*EXERCISE DETAILS*: Output only this range of the data below: the line that contains "Output a JSON" through the final line, both ends included, each retyped exactly.

Items from an interface collection
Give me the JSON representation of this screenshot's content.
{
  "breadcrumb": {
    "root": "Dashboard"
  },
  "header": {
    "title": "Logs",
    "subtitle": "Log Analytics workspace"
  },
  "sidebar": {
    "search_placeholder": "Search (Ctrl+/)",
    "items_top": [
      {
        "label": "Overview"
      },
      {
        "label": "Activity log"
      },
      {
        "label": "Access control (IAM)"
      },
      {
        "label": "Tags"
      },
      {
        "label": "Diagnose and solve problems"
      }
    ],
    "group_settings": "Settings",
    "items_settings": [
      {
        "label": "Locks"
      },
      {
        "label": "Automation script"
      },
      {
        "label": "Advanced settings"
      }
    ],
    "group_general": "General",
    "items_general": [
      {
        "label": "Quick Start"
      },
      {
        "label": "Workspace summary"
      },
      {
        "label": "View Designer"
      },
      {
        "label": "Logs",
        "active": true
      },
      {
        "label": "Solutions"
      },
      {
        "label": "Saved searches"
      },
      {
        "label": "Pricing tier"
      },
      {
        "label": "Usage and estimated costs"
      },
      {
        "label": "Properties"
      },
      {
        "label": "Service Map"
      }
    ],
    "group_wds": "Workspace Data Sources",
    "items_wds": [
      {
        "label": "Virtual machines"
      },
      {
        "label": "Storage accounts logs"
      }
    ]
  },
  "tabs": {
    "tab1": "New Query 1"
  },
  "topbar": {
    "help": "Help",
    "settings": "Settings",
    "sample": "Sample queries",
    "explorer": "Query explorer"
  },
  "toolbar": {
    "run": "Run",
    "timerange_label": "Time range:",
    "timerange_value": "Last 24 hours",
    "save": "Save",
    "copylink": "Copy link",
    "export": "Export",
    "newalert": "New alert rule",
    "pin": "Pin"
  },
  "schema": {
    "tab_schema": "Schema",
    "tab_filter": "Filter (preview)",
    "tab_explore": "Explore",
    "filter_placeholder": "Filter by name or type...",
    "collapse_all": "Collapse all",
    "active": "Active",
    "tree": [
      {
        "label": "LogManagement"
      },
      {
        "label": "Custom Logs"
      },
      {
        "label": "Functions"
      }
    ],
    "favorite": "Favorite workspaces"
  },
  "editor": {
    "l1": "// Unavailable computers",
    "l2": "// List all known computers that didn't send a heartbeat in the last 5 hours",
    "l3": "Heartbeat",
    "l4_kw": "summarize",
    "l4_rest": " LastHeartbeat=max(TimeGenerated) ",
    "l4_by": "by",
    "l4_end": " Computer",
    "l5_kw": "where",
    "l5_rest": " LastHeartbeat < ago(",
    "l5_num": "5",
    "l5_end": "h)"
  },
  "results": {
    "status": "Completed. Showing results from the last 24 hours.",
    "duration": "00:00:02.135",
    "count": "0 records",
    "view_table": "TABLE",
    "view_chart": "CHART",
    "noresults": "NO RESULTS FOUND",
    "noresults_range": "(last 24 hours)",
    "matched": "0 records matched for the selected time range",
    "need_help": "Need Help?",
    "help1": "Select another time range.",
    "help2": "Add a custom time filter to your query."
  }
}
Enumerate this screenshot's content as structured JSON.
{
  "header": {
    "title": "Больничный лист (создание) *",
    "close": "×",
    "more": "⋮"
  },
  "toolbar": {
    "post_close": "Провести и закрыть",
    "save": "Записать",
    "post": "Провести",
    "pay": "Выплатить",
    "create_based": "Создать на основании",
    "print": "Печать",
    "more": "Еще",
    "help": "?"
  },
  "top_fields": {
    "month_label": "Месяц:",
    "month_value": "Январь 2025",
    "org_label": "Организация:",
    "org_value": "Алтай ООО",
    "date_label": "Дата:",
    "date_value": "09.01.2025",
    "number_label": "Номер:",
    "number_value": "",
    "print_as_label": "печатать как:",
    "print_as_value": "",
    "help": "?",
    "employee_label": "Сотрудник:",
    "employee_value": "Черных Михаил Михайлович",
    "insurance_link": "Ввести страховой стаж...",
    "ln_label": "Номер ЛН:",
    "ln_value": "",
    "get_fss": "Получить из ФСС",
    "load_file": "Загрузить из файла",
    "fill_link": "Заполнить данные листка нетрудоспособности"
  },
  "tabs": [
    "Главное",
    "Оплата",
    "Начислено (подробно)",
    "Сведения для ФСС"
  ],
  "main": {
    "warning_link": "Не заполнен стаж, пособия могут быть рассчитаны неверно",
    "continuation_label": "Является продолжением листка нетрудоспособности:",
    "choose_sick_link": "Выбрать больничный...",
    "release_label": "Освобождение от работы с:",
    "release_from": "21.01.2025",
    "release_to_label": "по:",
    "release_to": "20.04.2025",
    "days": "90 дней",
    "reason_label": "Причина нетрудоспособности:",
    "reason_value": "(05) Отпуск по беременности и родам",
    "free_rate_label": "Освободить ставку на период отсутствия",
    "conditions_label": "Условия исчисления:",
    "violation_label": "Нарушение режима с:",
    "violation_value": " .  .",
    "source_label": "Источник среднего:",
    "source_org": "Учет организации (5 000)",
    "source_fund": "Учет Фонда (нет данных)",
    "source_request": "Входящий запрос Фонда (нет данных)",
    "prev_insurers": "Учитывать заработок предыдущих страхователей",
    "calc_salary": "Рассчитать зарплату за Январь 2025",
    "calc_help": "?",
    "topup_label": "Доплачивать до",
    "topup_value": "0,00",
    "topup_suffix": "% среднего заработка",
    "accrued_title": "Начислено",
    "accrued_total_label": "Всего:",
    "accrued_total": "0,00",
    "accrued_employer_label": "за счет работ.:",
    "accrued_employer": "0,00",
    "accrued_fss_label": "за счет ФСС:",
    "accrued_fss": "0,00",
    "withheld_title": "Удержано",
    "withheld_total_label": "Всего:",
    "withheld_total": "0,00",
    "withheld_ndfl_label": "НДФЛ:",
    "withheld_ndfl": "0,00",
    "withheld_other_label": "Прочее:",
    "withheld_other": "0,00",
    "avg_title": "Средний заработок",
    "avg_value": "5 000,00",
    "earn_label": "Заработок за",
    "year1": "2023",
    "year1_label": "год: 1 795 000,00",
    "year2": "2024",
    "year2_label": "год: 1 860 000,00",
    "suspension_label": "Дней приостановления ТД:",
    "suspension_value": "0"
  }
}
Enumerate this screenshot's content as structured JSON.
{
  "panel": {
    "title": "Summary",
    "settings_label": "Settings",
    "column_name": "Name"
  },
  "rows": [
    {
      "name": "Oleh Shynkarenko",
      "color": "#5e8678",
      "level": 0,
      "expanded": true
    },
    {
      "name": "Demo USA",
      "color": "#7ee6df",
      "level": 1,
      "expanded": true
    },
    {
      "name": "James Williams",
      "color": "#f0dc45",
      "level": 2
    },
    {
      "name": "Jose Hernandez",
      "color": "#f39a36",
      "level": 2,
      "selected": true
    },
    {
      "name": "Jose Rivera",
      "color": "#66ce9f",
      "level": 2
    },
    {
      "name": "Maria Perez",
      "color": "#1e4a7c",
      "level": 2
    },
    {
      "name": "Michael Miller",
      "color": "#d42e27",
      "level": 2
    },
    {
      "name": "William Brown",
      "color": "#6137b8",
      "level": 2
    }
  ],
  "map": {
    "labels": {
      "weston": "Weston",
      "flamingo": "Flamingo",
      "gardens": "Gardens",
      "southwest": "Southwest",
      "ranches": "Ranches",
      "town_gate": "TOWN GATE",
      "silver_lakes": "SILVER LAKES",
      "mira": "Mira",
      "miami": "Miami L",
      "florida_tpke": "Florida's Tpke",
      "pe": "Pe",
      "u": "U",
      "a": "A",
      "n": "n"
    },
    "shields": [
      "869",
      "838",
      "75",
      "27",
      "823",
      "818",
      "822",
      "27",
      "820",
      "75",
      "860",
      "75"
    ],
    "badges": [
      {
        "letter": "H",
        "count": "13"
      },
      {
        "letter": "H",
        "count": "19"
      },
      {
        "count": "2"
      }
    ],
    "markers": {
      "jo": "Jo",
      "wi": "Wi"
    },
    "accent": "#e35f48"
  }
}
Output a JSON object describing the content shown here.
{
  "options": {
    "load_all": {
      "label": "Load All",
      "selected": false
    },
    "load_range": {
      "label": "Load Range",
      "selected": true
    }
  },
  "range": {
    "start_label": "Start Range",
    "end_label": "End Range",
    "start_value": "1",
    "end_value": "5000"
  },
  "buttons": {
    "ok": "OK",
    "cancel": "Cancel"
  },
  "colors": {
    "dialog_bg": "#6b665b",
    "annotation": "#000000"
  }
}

*SOLUTION TO THIS EXERCISE*:
Output a JSON object describing the content shown here.
{
  "options": {
    "load_all": {
      "label": "Load All",
      "selected": false
    },
    "load_range": {
      "label": "Load Range",
      "selected": true
    }
  },
  "range": {
    "start_label": "Start Range",
    "end_label": "End Range",
    "start_value": "1",
    "end_value": "5000"
  },
  "buttons": {
    "ok": "OK",
    "cancel": "Cancel"
  },
  "colors": {
    "dialog_bg": "#6b665b",
    "annotation": "#000000"
  }
}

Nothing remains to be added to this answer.